Photos of war corpses wash away the clean, sanitary picture of war and bring to light the ghastly consequences. Yet today’s surplus publication of gore and death, as seen in movies, YouTube, and other media sources, seems to dampen the sobering effect. Reality and imagination tend to merge, predominantly with the former morphing into the latter. The people viewed in this scrapbook existed. They were someone’s child, sibling, parent, friend, and confidant. They had dreams and aspirations. Where would you draw the line of respect and remembrance in regards to these immortalizations of others’ suffering and death?

Deadmans hill

“Deadman’s hill. Verdun 1916.”

The first page of Correia’s scrapbook contains an image of Deadman’s Hill commonly found on the face of postcards. This photo depicts dead Germans at Morte-Homme – Deadman’s Hill – in France after the Battle of Verdun. In 1916 the Germans sacrificed a significant amount of men and arms in an attack that was intended to acquire a swift and decisive victory; this anticipated success was to come at a time when Germany needed to reaffirm her superiority in the face of internal dissention and external skepticism. The resulting German ‘defeat’ led to Verdun’s nickname as “The Slaughter-House of Germany.” (The Battle of Verdun (1914-1918), p. 29, 1919, Michelin & Cie: Clermont-Ferrand, France) The photo acutely conveys the horror of the aftermath, notably with a bare leg bone protruding from a disfigured boot in a fashion worthy of Hollywood carnage scenes.

Refugees Fleeing

“Refugees Fleeing Before German Adfance Near Chateau Thirry”

It is estimated that WWI generated a minimum of 10 million refugees, almost a fifth of which were internally displaced French persons. (Refugees, 2014, Gatrell, Peter, International Encyclopedia of the First World War) Imagine your own life as a WWI refugee. Fleeing meant leaving your home with the understanding that it will likely be uninhabitable when – if – you return. You could only take what you could carry. You would lose contact with almost everyone you know. Your livelihood would depend on the goodwill of strangers, who may eventually tire of the influx of refugees. You may try to stay near your home, hoping to return soon, only to be pushed farther and farther away along with additional refugees.

Mine Explosion

“Mine Explosion. Chevoncourt.”

This image, on record in two other locations (WorldWar, Durham Museum), likely shows the German mine explosion in French-occupied Chauvoncourt, France on November 18, 1914. (The New York Times Current History: The European War, Volume 2, p. 1011, 1917, New York Times Company) Where would you prefer to be in the Great War: on the surface with poisonous gas, bullets, and explosives, or below the ground with poisonous gas, potential tunnel collapse, and explosives?

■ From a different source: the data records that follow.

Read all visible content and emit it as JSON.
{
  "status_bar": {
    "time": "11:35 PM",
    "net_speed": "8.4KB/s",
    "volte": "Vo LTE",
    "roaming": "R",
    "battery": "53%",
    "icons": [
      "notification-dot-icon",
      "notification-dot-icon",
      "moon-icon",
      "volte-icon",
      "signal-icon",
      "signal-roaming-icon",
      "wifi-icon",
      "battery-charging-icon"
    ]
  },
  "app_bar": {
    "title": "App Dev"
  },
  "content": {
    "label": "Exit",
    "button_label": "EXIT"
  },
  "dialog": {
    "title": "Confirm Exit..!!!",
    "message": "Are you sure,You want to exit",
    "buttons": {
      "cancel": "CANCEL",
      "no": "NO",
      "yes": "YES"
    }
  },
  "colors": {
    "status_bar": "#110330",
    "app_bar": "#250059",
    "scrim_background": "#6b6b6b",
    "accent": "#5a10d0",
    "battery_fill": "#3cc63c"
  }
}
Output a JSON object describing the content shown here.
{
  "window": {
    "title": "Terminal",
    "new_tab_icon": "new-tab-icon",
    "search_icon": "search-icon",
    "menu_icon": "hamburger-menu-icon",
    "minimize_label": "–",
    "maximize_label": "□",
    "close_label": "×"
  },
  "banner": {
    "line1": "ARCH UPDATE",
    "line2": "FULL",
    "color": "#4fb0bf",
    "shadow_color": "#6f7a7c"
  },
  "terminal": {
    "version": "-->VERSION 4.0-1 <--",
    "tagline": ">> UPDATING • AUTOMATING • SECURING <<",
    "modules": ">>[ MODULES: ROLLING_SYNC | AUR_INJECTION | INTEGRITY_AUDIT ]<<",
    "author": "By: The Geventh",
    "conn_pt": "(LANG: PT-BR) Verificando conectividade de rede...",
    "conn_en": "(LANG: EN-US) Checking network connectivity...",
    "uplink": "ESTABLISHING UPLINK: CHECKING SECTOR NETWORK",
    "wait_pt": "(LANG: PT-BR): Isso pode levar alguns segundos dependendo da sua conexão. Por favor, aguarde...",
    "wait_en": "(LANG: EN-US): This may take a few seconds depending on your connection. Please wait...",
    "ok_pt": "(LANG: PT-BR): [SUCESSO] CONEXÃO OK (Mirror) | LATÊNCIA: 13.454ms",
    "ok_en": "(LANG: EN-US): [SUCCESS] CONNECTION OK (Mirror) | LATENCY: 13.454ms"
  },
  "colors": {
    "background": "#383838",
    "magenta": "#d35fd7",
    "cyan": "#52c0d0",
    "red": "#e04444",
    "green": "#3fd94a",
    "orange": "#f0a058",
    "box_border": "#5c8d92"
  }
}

After the marne

“After the Marne fighting 1914. 1916.”

Countless skulls, long bones, and ribs, all piled together in an indistinguishable mix. Is it easier to objectify these corpses, as they no longer resemble a single, complete human form, with no human identifiers such as clothing? Does it matter if these are allies or enemy? This grisly pile of human bones represents only a sampling of the death accumulated, on both sides, during the Great War.


Last Modified: May 21, 2015